-- Available data follows --

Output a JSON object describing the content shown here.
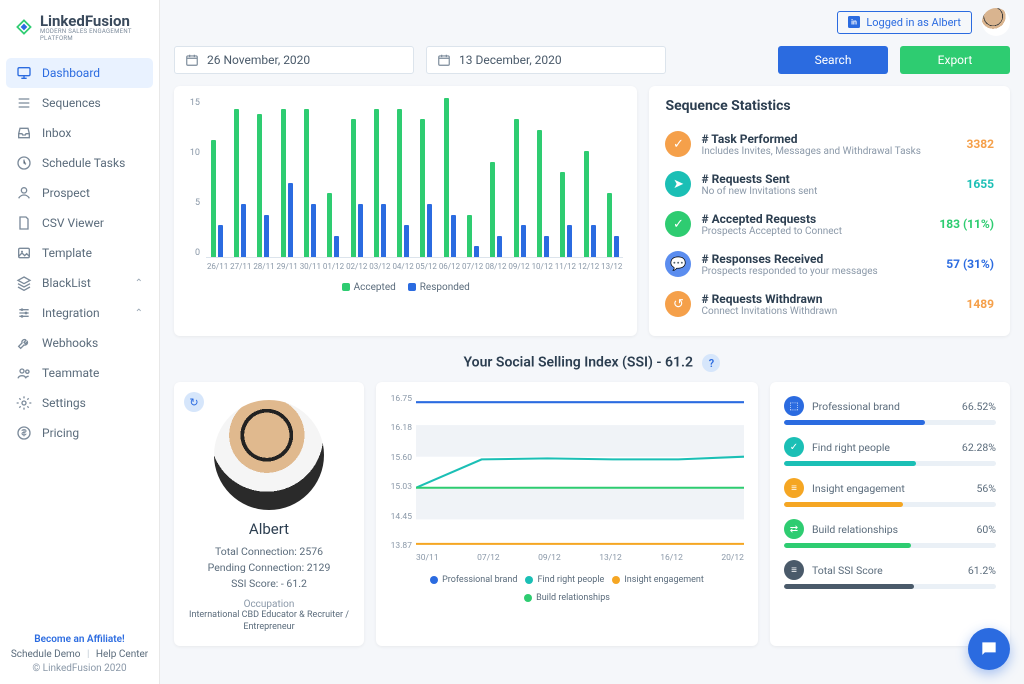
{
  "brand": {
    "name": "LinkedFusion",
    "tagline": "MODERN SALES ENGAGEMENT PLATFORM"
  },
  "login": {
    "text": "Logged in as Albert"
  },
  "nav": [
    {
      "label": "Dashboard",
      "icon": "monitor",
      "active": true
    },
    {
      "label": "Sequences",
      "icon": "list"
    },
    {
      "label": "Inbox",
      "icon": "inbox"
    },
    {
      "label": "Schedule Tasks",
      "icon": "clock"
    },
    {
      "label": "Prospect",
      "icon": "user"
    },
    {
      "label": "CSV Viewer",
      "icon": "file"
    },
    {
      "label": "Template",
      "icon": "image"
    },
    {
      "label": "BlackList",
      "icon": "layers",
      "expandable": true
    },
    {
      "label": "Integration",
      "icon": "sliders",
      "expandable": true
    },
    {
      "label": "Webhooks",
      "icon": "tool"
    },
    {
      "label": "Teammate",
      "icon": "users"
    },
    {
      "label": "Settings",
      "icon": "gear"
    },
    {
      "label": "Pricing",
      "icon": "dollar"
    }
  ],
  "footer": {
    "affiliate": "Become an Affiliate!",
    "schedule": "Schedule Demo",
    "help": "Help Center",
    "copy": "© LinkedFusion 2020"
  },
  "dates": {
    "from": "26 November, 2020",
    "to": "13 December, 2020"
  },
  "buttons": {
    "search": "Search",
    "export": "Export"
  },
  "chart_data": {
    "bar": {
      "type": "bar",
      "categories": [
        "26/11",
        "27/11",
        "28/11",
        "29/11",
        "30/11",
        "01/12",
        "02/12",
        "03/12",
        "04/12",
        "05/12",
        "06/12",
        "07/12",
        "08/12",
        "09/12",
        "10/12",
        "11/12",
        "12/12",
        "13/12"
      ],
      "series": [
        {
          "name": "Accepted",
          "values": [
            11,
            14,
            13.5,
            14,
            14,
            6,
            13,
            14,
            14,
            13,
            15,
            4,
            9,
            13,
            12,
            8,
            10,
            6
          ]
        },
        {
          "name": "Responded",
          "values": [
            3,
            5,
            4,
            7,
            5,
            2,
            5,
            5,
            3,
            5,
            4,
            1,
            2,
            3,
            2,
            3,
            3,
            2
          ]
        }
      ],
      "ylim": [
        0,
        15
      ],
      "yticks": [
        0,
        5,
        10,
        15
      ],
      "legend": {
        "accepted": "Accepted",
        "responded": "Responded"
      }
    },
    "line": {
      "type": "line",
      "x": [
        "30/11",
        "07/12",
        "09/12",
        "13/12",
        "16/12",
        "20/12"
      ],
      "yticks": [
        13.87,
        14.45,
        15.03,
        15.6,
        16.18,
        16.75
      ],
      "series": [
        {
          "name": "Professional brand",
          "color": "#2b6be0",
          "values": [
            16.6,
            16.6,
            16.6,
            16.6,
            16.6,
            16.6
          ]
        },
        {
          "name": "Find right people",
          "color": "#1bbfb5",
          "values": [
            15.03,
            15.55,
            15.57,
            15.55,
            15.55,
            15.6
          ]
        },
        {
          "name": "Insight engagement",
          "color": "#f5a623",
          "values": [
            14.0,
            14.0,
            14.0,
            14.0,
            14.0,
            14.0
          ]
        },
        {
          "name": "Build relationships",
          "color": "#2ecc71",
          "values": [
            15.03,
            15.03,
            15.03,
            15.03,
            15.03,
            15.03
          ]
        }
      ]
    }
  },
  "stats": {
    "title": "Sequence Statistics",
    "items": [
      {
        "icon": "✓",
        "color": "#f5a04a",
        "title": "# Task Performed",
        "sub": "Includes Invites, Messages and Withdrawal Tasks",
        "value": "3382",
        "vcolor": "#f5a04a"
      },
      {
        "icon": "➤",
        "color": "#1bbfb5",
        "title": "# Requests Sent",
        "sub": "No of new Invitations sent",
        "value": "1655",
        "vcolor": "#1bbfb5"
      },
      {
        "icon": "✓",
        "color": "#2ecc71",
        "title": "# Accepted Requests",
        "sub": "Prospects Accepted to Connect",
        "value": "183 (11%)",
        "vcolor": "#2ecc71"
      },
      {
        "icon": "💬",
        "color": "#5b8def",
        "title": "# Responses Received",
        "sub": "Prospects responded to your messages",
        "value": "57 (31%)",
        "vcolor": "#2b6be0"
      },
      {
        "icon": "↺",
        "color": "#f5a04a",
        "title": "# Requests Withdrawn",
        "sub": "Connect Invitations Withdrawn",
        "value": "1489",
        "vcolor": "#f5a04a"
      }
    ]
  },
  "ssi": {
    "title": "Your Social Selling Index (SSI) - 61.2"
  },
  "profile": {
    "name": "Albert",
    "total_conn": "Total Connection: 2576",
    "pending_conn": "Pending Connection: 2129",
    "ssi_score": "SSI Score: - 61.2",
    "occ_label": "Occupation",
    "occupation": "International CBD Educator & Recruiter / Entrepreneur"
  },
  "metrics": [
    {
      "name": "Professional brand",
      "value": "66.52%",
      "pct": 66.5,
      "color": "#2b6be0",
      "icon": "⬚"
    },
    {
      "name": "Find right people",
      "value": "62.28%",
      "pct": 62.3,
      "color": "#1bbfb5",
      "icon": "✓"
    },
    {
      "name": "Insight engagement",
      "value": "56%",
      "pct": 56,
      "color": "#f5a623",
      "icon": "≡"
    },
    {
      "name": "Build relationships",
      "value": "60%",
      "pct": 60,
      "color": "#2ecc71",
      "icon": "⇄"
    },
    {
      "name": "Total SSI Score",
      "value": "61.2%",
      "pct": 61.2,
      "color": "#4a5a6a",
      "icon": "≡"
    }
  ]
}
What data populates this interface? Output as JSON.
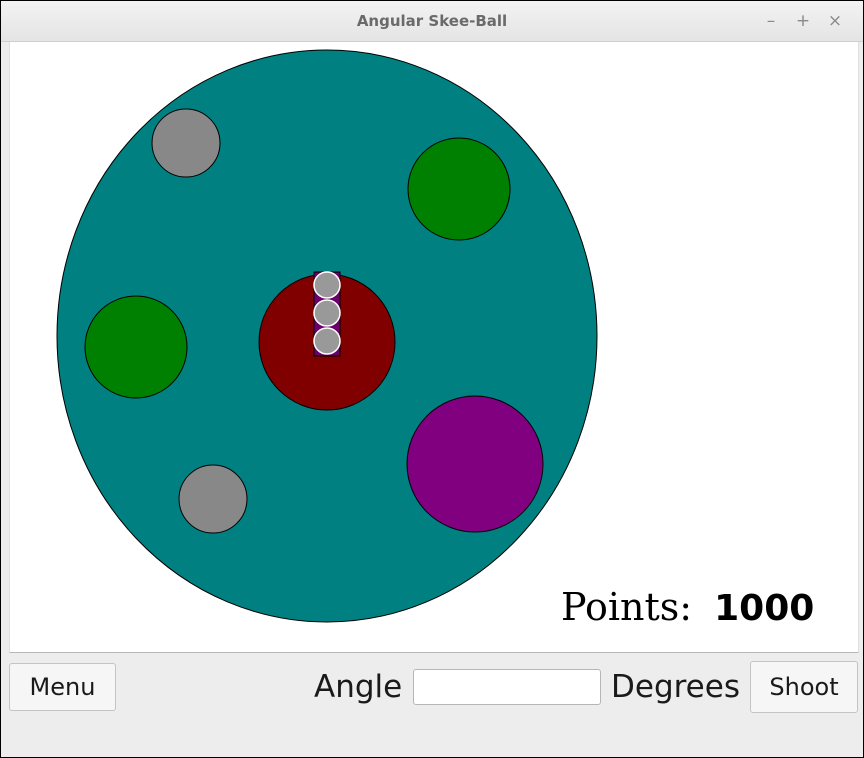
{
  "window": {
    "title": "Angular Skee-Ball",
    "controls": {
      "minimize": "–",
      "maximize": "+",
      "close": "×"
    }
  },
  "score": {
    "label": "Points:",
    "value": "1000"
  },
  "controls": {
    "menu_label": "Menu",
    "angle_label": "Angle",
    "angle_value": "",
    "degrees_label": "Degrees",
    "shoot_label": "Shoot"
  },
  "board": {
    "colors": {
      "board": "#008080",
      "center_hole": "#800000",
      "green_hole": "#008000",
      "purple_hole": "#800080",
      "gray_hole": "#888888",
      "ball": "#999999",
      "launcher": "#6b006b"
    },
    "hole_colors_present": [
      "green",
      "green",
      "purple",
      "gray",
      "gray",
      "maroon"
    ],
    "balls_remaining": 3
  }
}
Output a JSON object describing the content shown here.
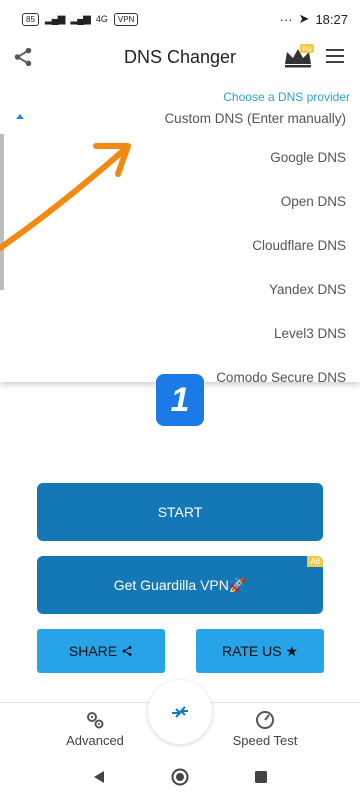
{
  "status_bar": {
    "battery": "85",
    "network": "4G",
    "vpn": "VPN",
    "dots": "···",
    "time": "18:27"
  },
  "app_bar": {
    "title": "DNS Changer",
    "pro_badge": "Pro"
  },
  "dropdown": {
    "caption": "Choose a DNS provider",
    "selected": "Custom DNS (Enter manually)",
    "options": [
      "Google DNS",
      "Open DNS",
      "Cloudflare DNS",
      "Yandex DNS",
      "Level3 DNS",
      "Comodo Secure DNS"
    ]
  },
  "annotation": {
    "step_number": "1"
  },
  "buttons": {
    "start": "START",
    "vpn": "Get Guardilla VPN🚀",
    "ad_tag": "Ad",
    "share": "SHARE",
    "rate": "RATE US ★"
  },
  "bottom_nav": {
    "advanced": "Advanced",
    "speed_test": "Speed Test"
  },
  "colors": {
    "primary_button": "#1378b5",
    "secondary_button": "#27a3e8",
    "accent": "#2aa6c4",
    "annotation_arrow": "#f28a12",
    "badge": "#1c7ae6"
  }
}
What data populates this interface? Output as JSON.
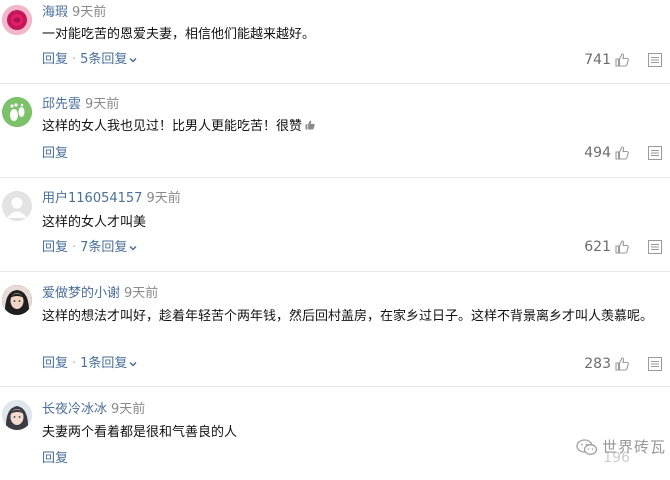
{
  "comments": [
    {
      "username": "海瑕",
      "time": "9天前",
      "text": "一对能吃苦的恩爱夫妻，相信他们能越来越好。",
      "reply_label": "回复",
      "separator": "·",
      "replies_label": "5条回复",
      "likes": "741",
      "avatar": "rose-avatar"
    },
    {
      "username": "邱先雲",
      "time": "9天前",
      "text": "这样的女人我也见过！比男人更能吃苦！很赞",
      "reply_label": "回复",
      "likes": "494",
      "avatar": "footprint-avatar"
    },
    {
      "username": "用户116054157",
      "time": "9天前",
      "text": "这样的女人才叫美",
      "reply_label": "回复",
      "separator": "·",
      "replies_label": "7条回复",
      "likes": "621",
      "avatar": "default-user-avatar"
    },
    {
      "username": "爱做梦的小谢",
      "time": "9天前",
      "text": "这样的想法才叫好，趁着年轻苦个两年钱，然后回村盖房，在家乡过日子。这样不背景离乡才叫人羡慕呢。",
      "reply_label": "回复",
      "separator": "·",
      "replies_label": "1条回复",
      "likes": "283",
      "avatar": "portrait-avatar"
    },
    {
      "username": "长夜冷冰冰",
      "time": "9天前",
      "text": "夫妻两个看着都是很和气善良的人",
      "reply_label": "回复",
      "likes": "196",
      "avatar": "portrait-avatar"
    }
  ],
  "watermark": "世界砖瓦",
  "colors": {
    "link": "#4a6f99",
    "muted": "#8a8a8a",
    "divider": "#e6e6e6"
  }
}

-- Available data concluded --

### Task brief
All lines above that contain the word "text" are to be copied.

### Exercise response
    "text": "Logged in as Albert"
      "text": "一对能吃苦的恩爱夫妻，相信他们能越来越好。",
      "text": "这样的女人我也见过！比男人更能吃苦！很赞",
      "text": "这样的女人才叫美",
      "text": "这样的想法才叫好，趁着年轻苦个两年钱，然后回村盖房，在家乡过日子。这样不背景离乡才叫人羡慕呢。",
      "text": "夫妻两个看着都是很和气善良的人",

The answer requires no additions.